• DATA EXCERPTS
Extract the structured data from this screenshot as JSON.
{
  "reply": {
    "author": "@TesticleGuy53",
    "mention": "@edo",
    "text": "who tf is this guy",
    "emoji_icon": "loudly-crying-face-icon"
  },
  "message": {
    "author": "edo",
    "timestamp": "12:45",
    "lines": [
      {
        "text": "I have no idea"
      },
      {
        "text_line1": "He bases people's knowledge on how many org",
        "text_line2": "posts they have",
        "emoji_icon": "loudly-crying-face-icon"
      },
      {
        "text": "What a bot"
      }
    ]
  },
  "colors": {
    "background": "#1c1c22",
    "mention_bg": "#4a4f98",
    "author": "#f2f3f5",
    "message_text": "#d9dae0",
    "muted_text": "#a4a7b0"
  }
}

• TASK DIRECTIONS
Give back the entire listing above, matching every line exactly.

• SOLUTION
Extract the structured data from this screenshot as JSON.
{
  "reply": {
    "author": "@TesticleGuy53",
    "mention": "@edo",
    "text": "who tf is this guy",
    "emoji_icon": "loudly-crying-face-icon"
  },
  "message": {
    "author": "edo",
    "timestamp": "12:45",
    "lines": [
      {
        "text": "I have no idea"
      },
      {
        "text_line1": "He bases people's knowledge on how many org",
        "text_line2": "posts they have",
        "emoji_icon": "loudly-crying-face-icon"
      },
      {
        "text": "What a bot"
      }
    ]
  },
  "colors": {
    "background": "#1c1c22",
    "mention_bg": "#4a4f98",
    "author": "#f2f3f5",
    "message_text": "#d9dae0",
    "muted_text": "#a4a7b0"
  }
}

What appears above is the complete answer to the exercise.